> _Work task_
Down to the last line, set down the listing below exactly, apart from its pictures.

> _Listed records_
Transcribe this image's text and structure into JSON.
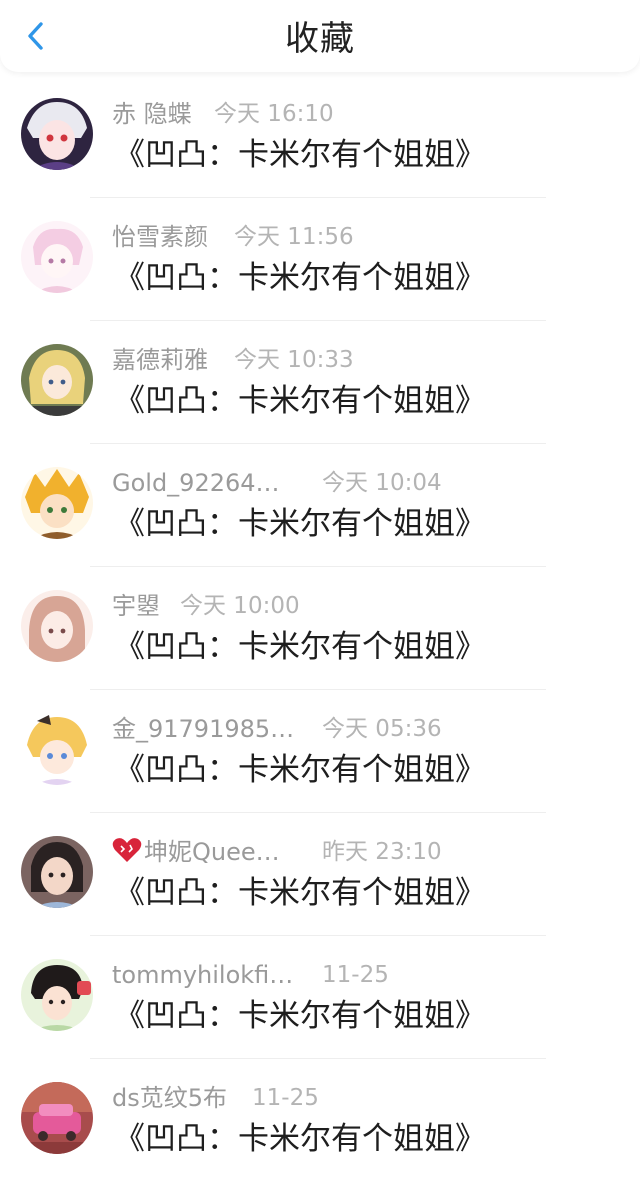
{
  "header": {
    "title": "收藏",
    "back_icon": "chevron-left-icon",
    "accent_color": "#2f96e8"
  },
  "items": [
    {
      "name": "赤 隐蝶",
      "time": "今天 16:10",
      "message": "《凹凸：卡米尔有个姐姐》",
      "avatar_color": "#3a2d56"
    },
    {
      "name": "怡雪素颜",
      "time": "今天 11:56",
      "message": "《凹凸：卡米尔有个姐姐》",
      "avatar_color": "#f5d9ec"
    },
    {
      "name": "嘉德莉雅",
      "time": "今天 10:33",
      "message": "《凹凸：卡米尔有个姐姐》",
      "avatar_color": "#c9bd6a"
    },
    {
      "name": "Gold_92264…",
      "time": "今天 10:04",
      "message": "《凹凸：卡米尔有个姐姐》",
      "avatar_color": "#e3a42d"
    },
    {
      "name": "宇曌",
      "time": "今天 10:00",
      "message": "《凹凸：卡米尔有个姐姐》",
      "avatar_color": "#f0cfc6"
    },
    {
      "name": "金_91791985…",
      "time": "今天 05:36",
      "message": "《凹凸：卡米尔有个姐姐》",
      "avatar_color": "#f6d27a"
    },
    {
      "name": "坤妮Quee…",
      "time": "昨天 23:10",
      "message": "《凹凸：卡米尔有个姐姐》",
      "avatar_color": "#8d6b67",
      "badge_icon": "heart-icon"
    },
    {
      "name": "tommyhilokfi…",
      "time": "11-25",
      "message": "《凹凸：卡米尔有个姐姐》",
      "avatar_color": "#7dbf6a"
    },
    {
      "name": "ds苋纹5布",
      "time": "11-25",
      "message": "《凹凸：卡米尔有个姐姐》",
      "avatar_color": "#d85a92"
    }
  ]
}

> _Answer for this exercise_
Transcribe this image's text and structure into JSON.
{
  "header": {
    "title": "收藏",
    "back_icon": "chevron-left-icon",
    "accent_color": "#2f96e8"
  },
  "items": [
    {
      "name": "赤 隐蝶",
      "time": "今天 16:10",
      "message": "《凹凸：卡米尔有个姐姐》",
      "avatar_color": "#3a2d56"
    },
    {
      "name": "怡雪素颜",
      "time": "今天 11:56",
      "message": "《凹凸：卡米尔有个姐姐》",
      "avatar_color": "#f5d9ec"
    },
    {
      "name": "嘉德莉雅",
      "time": "今天 10:33",
      "message": "《凹凸：卡米尔有个姐姐》",
      "avatar_color": "#c9bd6a"
    },
    {
      "name": "Gold_92264…",
      "time": "今天 10:04",
      "message": "《凹凸：卡米尔有个姐姐》",
      "avatar_color": "#e3a42d"
    },
    {
      "name": "宇曌",
      "time": "今天 10:00",
      "message": "《凹凸：卡米尔有个姐姐》",
      "avatar_color": "#f0cfc6"
    },
    {
      "name": "金_91791985…",
      "time": "今天 05:36",
      "message": "《凹凸：卡米尔有个姐姐》",
      "avatar_color": "#f6d27a"
    },
    {
      "name": "坤妮Quee…",
      "time": "昨天 23:10",
      "message": "《凹凸：卡米尔有个姐姐》",
      "avatar_color": "#8d6b67",
      "badge_icon": "heart-icon"
    },
    {
      "name": "tommyhilokfi…",
      "time": "11-25",
      "message": "《凹凸：卡米尔有个姐姐》",
      "avatar_color": "#7dbf6a"
    },
    {
      "name": "ds苋纹5布",
      "time": "11-25",
      "message": "《凹凸：卡米尔有个姐姐》",
      "avatar_color": "#d85a92"
    }
  ]
}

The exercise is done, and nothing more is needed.